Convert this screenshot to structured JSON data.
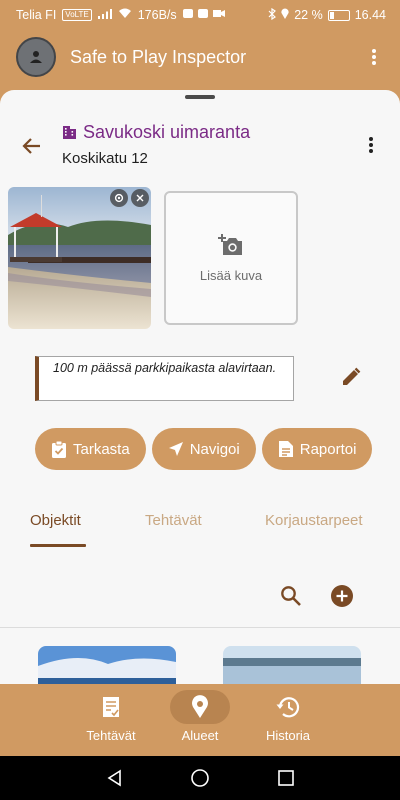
{
  "status_bar": {
    "carrier": "Telia FI",
    "carrier_badge": "VoLTE",
    "net_speed": "176B/s",
    "battery_percent": "22 %",
    "time": "16.44"
  },
  "app_bar": {
    "title": "Safe to Play Inspector"
  },
  "location": {
    "name": "Savukoski uimaranta",
    "address": "Koskikatu 12"
  },
  "photos": {
    "add_label": "Lisää kuva"
  },
  "note": {
    "text": "100 m päässä parkkipaikasta alavirtaan."
  },
  "actions": {
    "inspect": "Tarkasta",
    "navigate": "Navigoi",
    "report": "Raportoi"
  },
  "tabs": [
    {
      "label": "Objektit",
      "active": true
    },
    {
      "label": "Tehtävät",
      "active": false
    },
    {
      "label": "Korjaustarpeet",
      "active": false
    }
  ],
  "bottom_nav": [
    {
      "label": "Tehtävät",
      "icon": "task-icon",
      "active": false
    },
    {
      "label": "Alueet",
      "icon": "location-pin-icon",
      "active": true
    },
    {
      "label": "Historia",
      "icon": "history-icon",
      "active": false
    }
  ],
  "colors": {
    "brand": "#d09a62",
    "accent_dark": "#7a4a25",
    "title_purple": "#7b2b86"
  }
}
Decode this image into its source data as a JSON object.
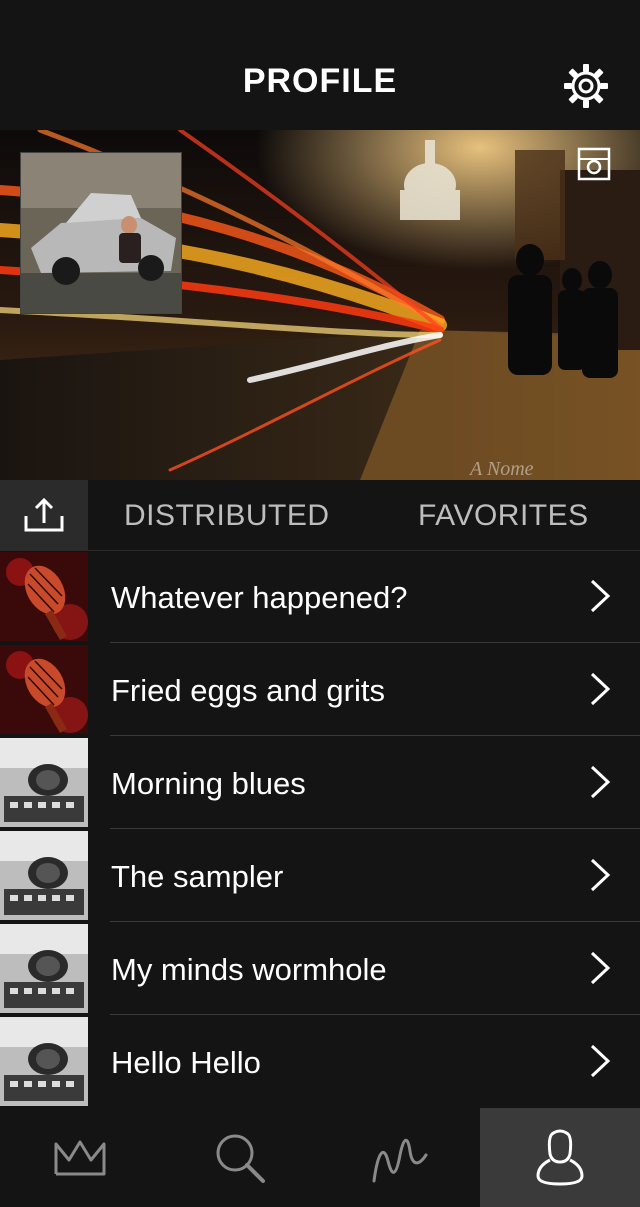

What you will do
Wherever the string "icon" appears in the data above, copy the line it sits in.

Result for this task
      "icon": "task-icon",
      "icon": "location-pin-icon",
      "icon": "history-icon",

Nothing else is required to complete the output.